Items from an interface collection
————————
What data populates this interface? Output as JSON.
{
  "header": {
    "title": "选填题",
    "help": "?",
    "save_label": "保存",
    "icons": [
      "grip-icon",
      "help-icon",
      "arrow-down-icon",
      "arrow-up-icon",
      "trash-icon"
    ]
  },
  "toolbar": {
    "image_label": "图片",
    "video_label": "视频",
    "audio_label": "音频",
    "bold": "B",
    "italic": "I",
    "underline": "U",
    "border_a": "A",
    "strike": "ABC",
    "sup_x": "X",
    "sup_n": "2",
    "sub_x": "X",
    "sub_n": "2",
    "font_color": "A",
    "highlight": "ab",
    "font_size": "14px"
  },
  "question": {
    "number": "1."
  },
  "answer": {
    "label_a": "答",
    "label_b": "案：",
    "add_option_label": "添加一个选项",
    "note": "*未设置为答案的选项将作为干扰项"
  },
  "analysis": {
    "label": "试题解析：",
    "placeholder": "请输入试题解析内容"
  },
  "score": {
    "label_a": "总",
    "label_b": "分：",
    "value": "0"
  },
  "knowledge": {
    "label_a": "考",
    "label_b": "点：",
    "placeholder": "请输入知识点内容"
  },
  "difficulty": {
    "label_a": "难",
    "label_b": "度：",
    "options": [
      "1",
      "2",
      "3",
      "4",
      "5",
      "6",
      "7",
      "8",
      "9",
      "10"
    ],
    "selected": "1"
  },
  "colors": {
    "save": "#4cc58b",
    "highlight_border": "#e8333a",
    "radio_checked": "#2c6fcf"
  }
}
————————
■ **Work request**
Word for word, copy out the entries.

■ **Exercise solution**
What data populates this interface? Output as JSON.
{
  "header": {
    "title": "选填题",
    "help": "?",
    "save_label": "保存",
    "icons": [
      "grip-icon",
      "help-icon",
      "arrow-down-icon",
      "arrow-up-icon",
      "trash-icon"
    ]
  },
  "toolbar": {
    "image_label": "图片",
    "video_label": "视频",
    "audio_label": "音频",
    "bold": "B",
    "italic": "I",
    "underline": "U",
    "border_a": "A",
    "strike": "ABC",
    "sup_x": "X",
    "sup_n": "2",
    "sub_x": "X",
    "sub_n": "2",
    "font_color": "A",
    "highlight": "ab",
    "font_size": "14px"
  },
  "question": {
    "number": "1."
  },
  "answer": {
    "label_a": "答",
    "label_b": "案：",
    "add_option_label": "添加一个选项",
    "note": "*未设置为答案的选项将作为干扰项"
  },
  "analysis": {
    "label": "试题解析：",
    "placeholder": "请输入试题解析内容"
  },
  "score": {
    "label_a": "总",
    "label_b": "分：",
    "value": "0"
  },
  "knowledge": {
    "label_a": "考",
    "label_b": "点：",
    "placeholder": "请输入知识点内容"
  },
  "difficulty": {
    "label_a": "难",
    "label_b": "度：",
    "options": [
      "1",
      "2",
      "3",
      "4",
      "5",
      "6",
      "7",
      "8",
      "9",
      "10"
    ],
    "selected": "1"
  },
  "colors": {
    "save": "#4cc58b",
    "highlight_border": "#e8333a",
    "radio_checked": "#2c6fcf"
  }
}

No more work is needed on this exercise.